> **Required work**
Report all lines below with the word "admin".

> **Provided records**
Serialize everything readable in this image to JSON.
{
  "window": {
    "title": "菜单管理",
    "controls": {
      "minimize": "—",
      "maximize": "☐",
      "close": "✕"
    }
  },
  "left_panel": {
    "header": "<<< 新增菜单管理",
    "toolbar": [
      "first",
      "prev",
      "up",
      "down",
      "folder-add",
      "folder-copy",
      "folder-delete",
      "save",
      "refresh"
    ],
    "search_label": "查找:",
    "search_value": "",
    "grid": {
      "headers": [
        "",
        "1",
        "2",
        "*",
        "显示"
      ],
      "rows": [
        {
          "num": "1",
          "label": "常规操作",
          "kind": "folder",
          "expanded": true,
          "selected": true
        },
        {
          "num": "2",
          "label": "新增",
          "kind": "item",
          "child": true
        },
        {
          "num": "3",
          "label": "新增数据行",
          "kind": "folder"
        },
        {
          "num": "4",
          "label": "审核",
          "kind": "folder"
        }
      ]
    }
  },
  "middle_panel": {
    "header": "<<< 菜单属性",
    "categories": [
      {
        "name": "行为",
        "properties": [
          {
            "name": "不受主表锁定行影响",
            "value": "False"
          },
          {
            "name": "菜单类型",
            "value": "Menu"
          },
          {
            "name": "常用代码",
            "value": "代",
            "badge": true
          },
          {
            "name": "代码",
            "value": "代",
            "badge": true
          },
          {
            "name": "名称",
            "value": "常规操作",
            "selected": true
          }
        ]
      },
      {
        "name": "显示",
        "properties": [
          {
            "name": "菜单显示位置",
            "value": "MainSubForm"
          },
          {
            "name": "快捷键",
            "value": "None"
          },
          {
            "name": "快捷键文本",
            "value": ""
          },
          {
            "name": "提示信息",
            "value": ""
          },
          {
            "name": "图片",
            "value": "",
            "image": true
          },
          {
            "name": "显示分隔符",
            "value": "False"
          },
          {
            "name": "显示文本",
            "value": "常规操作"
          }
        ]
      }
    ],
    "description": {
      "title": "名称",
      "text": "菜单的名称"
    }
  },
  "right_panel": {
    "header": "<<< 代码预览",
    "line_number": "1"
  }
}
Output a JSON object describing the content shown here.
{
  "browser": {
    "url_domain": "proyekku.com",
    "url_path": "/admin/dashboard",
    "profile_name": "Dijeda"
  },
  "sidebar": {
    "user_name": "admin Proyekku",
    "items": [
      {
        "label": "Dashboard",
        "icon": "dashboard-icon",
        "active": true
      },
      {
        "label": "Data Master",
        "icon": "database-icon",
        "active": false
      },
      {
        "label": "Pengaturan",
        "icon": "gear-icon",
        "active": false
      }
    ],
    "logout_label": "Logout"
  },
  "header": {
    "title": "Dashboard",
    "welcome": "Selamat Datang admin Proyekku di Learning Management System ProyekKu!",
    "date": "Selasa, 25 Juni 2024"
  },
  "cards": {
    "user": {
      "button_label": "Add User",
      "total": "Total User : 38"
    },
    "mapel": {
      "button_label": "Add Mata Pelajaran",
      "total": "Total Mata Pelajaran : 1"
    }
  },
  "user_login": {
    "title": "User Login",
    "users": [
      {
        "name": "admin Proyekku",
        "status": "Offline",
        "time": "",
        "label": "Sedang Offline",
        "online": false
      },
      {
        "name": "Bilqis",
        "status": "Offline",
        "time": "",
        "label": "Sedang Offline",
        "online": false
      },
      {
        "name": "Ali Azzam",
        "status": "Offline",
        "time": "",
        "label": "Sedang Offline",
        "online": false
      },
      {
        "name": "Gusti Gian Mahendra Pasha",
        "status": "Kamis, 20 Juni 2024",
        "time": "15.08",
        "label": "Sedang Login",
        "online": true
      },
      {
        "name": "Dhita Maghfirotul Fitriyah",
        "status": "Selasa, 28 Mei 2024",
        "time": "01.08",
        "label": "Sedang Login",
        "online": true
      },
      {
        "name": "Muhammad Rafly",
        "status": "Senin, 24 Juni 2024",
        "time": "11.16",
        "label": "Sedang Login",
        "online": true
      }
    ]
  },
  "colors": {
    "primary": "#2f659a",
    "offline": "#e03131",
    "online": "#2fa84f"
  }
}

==

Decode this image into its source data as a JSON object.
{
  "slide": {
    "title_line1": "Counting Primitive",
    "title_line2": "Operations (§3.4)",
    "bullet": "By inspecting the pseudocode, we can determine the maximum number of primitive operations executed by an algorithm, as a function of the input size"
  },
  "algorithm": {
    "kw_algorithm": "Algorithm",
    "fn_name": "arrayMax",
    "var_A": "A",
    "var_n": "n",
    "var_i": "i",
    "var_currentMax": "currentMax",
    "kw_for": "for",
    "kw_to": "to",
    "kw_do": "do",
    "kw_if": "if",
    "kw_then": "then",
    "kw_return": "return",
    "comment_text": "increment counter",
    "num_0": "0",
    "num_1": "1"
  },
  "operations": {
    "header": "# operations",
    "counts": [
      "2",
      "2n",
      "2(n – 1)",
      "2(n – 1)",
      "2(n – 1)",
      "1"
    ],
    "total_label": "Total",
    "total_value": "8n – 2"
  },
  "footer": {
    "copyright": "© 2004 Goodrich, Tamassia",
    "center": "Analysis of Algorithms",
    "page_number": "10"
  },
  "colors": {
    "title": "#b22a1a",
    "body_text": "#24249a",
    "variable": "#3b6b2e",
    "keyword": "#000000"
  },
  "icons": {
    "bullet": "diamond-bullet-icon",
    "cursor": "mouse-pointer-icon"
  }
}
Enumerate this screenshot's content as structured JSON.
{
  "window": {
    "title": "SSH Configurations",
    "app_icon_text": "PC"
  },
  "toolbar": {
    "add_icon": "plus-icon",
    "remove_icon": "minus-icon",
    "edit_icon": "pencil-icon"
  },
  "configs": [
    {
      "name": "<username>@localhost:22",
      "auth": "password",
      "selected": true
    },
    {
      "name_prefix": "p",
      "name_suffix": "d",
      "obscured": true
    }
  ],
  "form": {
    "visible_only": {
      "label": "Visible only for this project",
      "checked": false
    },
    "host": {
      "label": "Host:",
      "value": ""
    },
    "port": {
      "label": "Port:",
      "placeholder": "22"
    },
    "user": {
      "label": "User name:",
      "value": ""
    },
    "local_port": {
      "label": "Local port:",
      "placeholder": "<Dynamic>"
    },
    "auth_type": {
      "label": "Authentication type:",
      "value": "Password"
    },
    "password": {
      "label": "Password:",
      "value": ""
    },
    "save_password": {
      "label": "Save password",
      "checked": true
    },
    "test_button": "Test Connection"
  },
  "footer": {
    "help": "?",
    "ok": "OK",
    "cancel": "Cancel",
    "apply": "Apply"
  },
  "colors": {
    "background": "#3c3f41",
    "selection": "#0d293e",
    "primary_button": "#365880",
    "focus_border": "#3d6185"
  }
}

> **The answer**
    "url_path": "/admin/dashboard",
    "user_name": "admin Proyekku",
    "welcome": "Selamat Datang admin Proyekku di Learning Management System ProyekKu!",
        "name": "admin Proyekku",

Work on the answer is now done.